    2. Pat, that’s incredible! I did not know. Lord, I hope Emma didn’t do it – that is light a match! It’s amazing because exactly three weeks ago I was finding Emma there at Ranch los Amigos and putting together the post about her life. Kinda spooky! Thanks for this!

      1. Hmmm! Not sure they ever found a cause for the fire. Maybe Emma was ready to move on once you found her…

  11. My great-great grandfather was married 1838 as Rovell Crego; death certificate he is George Crego; tombstone Ralph Crego, in Madison County, Ohio. We don’t know why. Great article…

  12. Nicknames, middle names as first names, and names that have no basis in official certificates are par for the course in my family’s census entries.

    My great-great-grandmother, Emma (Murry) Thoits Spiller appears variously in records as “Emma” or “Emily”. On her gravestone, her name is spelled “Emly”. Because of those variations (and the lack of a marriage record for Emma and Isaiah Winslow Spiller), it took me a while to figure out that the two husbands of my great-grandmother Catherine (Emery) Thoits Spiller, William Thoits and Leonal Spiller, were half brothers.

    1. Bessie would be Elizabeth if it’s a nickname. I do, however, have an aunt named Bessie, not Elizabeth.

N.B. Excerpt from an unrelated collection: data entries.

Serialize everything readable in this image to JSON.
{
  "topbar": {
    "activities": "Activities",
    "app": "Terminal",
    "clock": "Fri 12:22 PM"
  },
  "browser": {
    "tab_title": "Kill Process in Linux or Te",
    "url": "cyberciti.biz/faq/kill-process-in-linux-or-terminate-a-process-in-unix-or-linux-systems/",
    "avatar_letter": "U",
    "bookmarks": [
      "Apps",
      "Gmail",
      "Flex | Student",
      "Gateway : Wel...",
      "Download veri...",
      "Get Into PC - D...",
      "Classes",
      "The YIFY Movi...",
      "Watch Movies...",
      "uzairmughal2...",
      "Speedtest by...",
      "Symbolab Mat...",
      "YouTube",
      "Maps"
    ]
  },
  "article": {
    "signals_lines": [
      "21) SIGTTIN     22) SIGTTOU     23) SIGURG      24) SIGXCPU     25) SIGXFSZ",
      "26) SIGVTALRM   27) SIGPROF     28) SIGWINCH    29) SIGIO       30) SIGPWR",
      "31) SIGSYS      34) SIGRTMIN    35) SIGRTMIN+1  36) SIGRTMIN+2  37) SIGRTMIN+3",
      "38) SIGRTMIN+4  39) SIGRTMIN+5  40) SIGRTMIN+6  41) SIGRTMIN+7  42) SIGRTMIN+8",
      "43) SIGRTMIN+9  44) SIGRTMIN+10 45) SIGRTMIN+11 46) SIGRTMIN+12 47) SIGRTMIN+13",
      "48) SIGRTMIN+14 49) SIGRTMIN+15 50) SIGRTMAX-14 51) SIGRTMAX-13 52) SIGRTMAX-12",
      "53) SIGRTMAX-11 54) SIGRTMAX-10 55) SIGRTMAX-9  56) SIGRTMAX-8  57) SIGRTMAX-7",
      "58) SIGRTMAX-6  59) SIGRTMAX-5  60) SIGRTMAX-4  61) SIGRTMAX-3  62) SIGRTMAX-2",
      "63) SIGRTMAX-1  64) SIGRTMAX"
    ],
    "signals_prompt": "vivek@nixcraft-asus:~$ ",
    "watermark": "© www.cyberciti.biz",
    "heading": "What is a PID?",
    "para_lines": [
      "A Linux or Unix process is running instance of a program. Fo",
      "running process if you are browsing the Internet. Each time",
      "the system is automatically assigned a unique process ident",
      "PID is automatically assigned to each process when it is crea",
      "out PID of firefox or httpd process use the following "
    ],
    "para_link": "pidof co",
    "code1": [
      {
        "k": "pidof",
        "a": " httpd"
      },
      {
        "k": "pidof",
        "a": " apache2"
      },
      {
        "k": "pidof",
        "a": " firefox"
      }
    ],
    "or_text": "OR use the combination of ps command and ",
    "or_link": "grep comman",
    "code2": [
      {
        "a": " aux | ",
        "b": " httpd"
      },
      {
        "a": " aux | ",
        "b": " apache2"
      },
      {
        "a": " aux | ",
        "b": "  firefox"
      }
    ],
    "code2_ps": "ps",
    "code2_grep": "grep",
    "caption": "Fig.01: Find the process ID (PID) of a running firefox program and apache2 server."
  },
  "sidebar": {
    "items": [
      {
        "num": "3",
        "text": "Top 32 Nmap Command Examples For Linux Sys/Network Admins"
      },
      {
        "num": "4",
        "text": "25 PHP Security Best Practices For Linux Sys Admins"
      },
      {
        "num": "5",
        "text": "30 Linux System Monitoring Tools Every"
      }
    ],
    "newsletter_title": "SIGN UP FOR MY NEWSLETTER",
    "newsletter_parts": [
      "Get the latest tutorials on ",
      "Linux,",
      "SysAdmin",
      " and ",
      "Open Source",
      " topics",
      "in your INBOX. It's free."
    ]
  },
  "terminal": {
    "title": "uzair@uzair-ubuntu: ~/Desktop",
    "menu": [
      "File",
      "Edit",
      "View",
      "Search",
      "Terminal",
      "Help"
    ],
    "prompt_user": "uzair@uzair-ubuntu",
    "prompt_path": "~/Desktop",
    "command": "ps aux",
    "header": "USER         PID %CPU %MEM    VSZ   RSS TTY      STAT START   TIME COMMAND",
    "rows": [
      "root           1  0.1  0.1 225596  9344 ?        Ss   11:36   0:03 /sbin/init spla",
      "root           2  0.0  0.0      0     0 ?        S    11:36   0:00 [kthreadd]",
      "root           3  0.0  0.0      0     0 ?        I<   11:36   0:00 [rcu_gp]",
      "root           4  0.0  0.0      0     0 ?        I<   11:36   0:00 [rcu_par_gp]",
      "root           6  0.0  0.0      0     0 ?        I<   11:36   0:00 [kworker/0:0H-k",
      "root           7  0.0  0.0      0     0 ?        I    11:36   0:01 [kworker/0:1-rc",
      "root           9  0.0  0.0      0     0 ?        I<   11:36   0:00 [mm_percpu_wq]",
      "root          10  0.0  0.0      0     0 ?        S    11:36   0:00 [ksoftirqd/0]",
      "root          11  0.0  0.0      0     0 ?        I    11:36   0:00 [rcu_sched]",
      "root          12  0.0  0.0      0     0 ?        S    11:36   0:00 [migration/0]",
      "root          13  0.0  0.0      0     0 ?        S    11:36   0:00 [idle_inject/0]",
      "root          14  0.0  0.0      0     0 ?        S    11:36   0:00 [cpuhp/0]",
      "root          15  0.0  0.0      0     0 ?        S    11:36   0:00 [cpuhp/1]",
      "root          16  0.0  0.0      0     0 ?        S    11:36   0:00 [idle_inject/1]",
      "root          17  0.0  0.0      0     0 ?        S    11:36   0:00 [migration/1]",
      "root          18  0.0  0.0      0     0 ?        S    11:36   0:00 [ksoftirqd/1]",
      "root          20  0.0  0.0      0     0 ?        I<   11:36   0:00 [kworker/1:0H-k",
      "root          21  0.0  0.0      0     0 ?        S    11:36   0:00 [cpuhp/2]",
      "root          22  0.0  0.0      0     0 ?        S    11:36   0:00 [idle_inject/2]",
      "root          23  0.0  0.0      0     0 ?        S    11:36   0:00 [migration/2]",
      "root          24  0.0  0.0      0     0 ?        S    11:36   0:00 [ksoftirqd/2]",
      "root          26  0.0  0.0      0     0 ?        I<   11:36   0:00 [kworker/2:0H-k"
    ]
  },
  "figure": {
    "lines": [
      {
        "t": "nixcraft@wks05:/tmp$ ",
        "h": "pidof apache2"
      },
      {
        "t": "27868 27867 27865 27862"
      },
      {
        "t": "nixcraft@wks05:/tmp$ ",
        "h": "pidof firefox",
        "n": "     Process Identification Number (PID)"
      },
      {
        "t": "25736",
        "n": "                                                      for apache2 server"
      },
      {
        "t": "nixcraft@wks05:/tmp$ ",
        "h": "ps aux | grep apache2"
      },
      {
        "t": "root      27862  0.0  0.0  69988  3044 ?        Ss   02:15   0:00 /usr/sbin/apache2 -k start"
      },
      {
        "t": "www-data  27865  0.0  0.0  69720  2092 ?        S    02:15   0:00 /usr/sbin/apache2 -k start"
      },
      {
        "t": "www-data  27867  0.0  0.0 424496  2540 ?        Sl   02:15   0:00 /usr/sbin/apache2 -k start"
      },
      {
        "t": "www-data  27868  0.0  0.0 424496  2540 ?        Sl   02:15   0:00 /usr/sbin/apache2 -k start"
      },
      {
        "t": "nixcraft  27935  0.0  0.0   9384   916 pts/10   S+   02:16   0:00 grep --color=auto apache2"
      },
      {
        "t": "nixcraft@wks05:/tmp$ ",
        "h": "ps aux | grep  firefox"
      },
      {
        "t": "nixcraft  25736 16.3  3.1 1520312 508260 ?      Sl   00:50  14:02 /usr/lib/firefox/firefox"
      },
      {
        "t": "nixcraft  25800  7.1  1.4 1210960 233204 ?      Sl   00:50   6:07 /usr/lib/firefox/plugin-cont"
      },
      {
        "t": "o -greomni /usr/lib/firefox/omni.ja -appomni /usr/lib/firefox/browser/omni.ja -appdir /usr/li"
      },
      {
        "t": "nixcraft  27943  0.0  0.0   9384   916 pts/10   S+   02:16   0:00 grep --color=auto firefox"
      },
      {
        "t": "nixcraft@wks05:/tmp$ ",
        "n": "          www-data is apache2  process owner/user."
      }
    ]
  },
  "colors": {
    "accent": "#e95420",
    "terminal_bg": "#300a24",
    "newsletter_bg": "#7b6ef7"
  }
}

Kellie/Kelly doesn’t seem to be a nickname for anything.

Leave a Reply

This site uses Akismet to reduce spam. Learn how your comment data is processed.